Pro Tip: Getting and using a credit card can be good for your credit score, but be careful. It’s all too easy to let credit card debt get out of hand, and having too much debt (or too many credit cards) is very bad for your credit score, not to mention your personal finances.6
We’ve seen this before. When we reviewed Experian IdentityWorks (another ID theft service backed by a credit bureau), they also pushed credit cards at us. We didn’t like it then, and we don’t like it now. For obvious reasons, we think advertising credit cards can undermine the personal financial benefits of these services. But we suppose these are relatively minor inconveniences.
Equifax Complete did not include a mobile app, either, which is fairly unusual. We’ve seen other services lacking a mobile app (like AllClear ID), but it’s definitely not the norm.
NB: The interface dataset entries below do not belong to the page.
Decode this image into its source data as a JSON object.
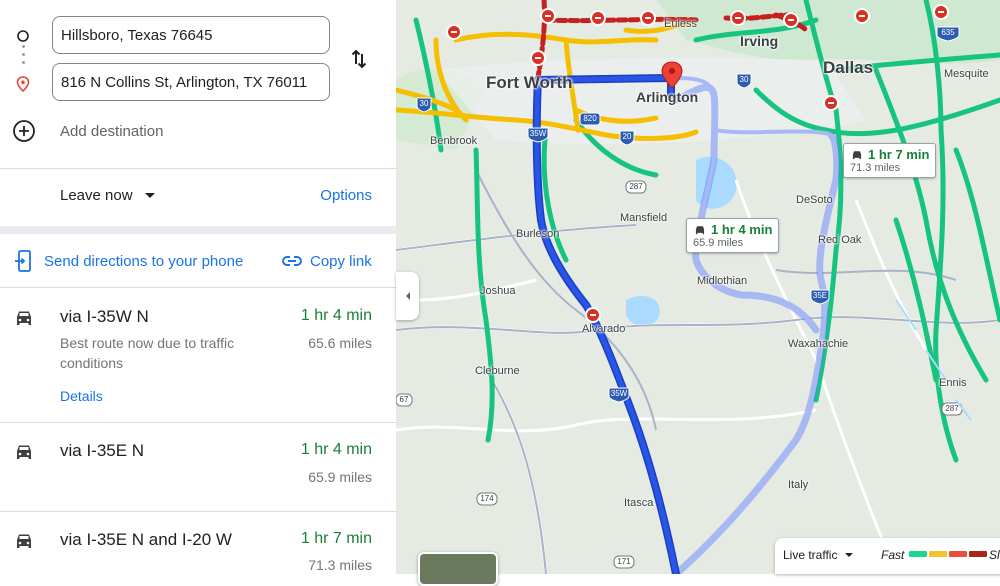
{
  "directions": {
    "origin_value": "Hillsboro, Texas 76645",
    "destination_value": "816 N Collins St, Arlington, TX 76011",
    "add_destination_label": "Add destination",
    "leave_now_label": "Leave now",
    "options_label": "Options",
    "send_to_phone_label": "Send directions to your phone",
    "copy_link_label": "Copy link"
  },
  "routes": [
    {
      "via": "via I-35W N",
      "time": "1 hr 4 min",
      "distance": "65.6 miles",
      "description": "Best route now due to traffic conditions",
      "details_label": "Details"
    },
    {
      "via": "via I-35E N",
      "time": "1 hr 4 min",
      "distance": "65.9 miles"
    },
    {
      "via": "via I-35E N and I-20 W",
      "time": "1 hr 7 min",
      "distance": "71.3 miles"
    }
  ],
  "map": {
    "cities": {
      "fort_worth": "Fort Worth",
      "arlington": "Arlington",
      "dallas": "Dallas",
      "irving": "Irving",
      "euless": "Euless",
      "mesquite": "Mesquite",
      "benbrook": "Benbrook",
      "mansfield": "Mansfield",
      "desoto": "DeSoto",
      "red_oak": "Red Oak",
      "burleson": "Burleson",
      "midlothian": "Midlothian",
      "joshua": "Joshua",
      "alvarado": "Alvarado",
      "waxahachie": "Waxahachie",
      "cleburne": "Cleburne",
      "ennis": "Ennis",
      "italy": "Italy",
      "itasca": "Itasca"
    },
    "shields": {
      "i30_left": "30",
      "i30_right": "30",
      "i35w_top": "35W",
      "i35w_bottom": "35W",
      "i35e": "35E",
      "i20": "20",
      "hwy820": "820",
      "hwy287_top": "287",
      "hwy287_right": "287",
      "i635": "635",
      "hwy67": "67",
      "hwy174": "174",
      "hwy171": "171"
    },
    "bubble_route2": {
      "time": "1 hr 4 min",
      "distance": "65.9 miles"
    },
    "bubble_route3": {
      "time": "1 hr 7 min",
      "distance": "71.3 miles"
    }
  },
  "traffic_legend": {
    "live_label": "Live traffic",
    "fast_label": "Fast",
    "slow_label": "Sl",
    "colors": [
      "#1ed78f",
      "#f4c430",
      "#e6513e",
      "#a52714"
    ]
  }
}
We think that the mobile options are really useful for getting push alerts on your smartphone, and reading urgent reports right away. In fact, most new services these days are offering a mobile app of some kind. So we were disappointed to learn that Equifax doesn’t deliver in this category.
We could set up Equifax Complete to send us alerts by text message, and we could use mobile browsers to access the browser app. But you’ll find that these solutions aren’t nearly as seamless and sleek as using a well-designed mobile app. We wish that Equifax had given us one.
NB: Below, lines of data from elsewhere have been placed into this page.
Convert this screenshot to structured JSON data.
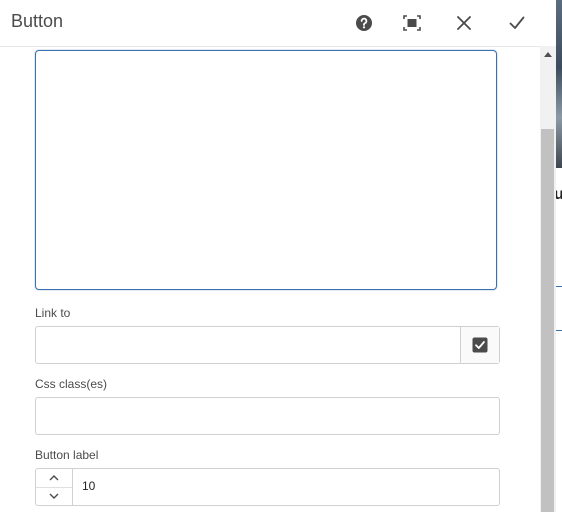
{
  "dialog": {
    "title": "Button",
    "actions": {
      "help": "help-icon",
      "fullscreen": "fullscreen-icon",
      "cancel": "close-icon",
      "confirm": "check-icon"
    }
  },
  "form": {
    "text_area_value": "",
    "link_to": {
      "label": "Link to",
      "value": ""
    },
    "css_classes": {
      "label": "Css class(es)",
      "value": ""
    },
    "button_label": {
      "label": "Button label",
      "value": "10"
    }
  },
  "background": {
    "partial_text": "u"
  },
  "colors": {
    "accent": "#3a6fb0",
    "border": "#d0d0d0",
    "text": "#4b4b4b"
  }
}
We think that Equifax’s identity monitoring services do a lot of things right. We found some strong monitoring options, so that was great news. But we weren’t nearly as impressed with their recovery features and support. Remember, although you’ll enjoy industry-standard insurance coverage ($1 million), the Equifax recovery specialists are only available on weekdays. Again, it’s not a deal-breaker, but it’s something to keep in mind.
Our issues with Equifax remind us a bit of Zander Insurance. Zander offered great recovery and insurance options, but they were weak on monitoring. Equifax is the other way around. We think monitoring and alerts are good on their own, and insurance and recovery services are good on their own, too. But you can (and should!) get all of the above in one plan. Options like Identity Guard cover both sides of the equation, and at pretty good rates. That’s what it takes to be one of the best identity monitoring services. Equifax Complete isn’t quite there.
In short, signing up with Equifax Complete or ID Patrol isn’t a bad idea, but it’s probably not the best ‘bang for your buck’. As useful as the protection might be, we found it lacking in a few key categories, and we simply didn’t find it as useful as some of the best ID theft services we’ve tried.
Money Under 30. Weliver, D. (2020, February 18). How Credit Works: Understanding the Credit History Reporting System. moneyunder30.com/how-credit-works
Debt.org. Retrieved May 11, 2020. What Is Identity Theft?
Wired. Barett, B. (2020, February 18). How 4 Chinese Hackers Allegedly Took Down Equifax.
U.S. News & World Report. LaPonsie, M. (2019, July 8). 10 Things to Do After Your Identity Is Stolen. money.usnews.com/money/personal-finance/family-finance/articles/things-to-do-after-your-identity-is-stolen
Federal Trade Commission Consumer Information. (Retrieved April 4, 2020) Child Identity Theft. consumer.ftc.gov/articles/0040-child-identity-theft
The Balance. Irby, L. (2020, April 15). How Credit Cards Affect Your Credit Score.